Using Pipeline as Clown Shoe’s distributor gives Berman an edge. It helped minimize his beer’s start-up costs, and, he says, Clown Shoes made “money out of the gate. Our first batch of Clown Shoes at Mercury cost me $9,000, including labels, and we turned it into roughly $14,000.”

Controlling his own distribution helps Berman avoid the wholesaler’s 30% margin, and ensures that the salespeople will push Clown Shoes. This is a problem for craft beers: distributors are also selling Budweiser and Coors. “There’s no question that having a dedicated distribution sales force is the only way to get consistent, undivided attention when [the craft brewer] calls on accounts,” says Consumer Edge Insight’s Decker. “It’s certainly a go-to-market advantage.” Or, as Mercury’s Martin says, if you’re a salesperson and you can “drop 50 cases of Bud in five seconds, or spend five minutes talking about Slumbrew, what will the salesman do?”

Berman says he’s not looking to build his own brewery (“That’s a whole new set of headaches.”). But he foresees a future where he’ll need a compliance expert to manage state-by-state licensing requirements, regional reps for the areas in which he hopes to expand, and a data-entry person to keep track of his growing business.

Berman is about to come out with a new beer called Third Party Candidate. “It’s a beer for the election season,” he says.

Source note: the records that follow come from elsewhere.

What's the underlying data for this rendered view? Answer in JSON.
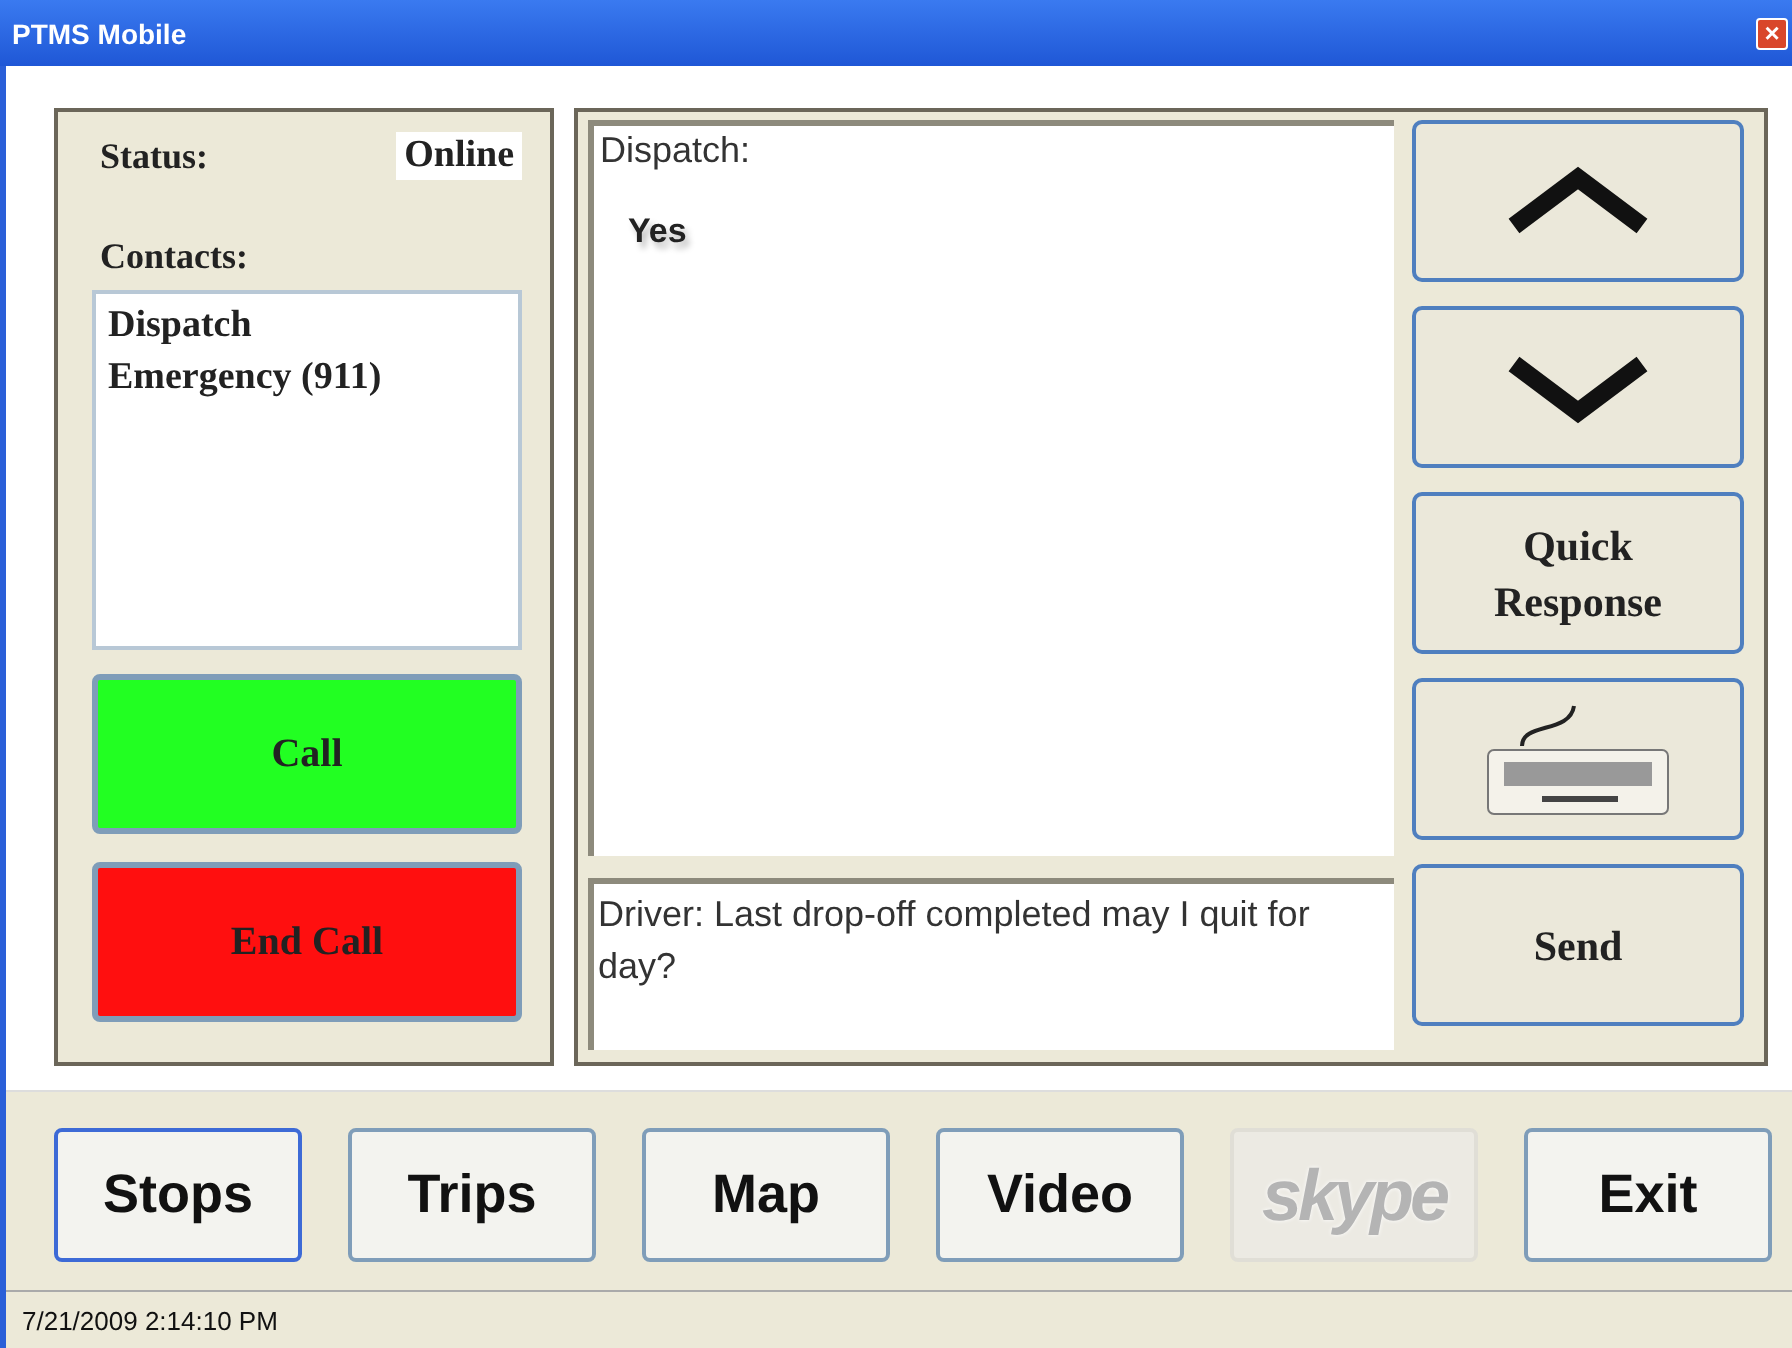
{
  "window": {
    "title": "PTMS Mobile",
    "close": "×"
  },
  "status": {
    "label": "Status:",
    "value": "Online"
  },
  "contacts": {
    "label": "Contacts:",
    "items": [
      {
        "name": "Dispatch"
      },
      {
        "name": "Emergency (911)"
      }
    ]
  },
  "call_buttons": [
    {
      "label": "Call",
      "kind": "call"
    },
    {
      "label": "End Call",
      "kind": "end"
    }
  ],
  "chat": {
    "sender": "Dispatch:",
    "message": "Yes"
  },
  "input": {
    "value": "Driver: Last drop-off completed may I quit for day?"
  },
  "side_buttons": [
    {
      "kind": "up"
    },
    {
      "kind": "down"
    },
    {
      "kind": "text",
      "label": "Quick Response"
    },
    {
      "kind": "keyboard"
    },
    {
      "kind": "text",
      "label": "Send"
    }
  ],
  "nav": [
    {
      "label": "Stops",
      "selected": true,
      "disabled": false
    },
    {
      "label": "Trips",
      "selected": false,
      "disabled": false
    },
    {
      "label": "Map",
      "selected": false,
      "disabled": false
    },
    {
      "label": "Video",
      "selected": false,
      "disabled": false
    },
    {
      "label": "skype",
      "selected": false,
      "disabled": true
    },
    {
      "label": "Exit",
      "selected": false,
      "disabled": false
    }
  ],
  "status_bar": {
    "text": "7/21/2009 2:14:10 PM"
  }
}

He plans to brew 1,000 cases, sell them fast, and move on.

“When you think you have the best of it,” says Berman, explaining his business philosophy (which he developed playing poker), “be aggressive and never let up. Push every perceived advantage to the limit and maybe beyond.”

In other words, find an edge and leverage it to the hilt.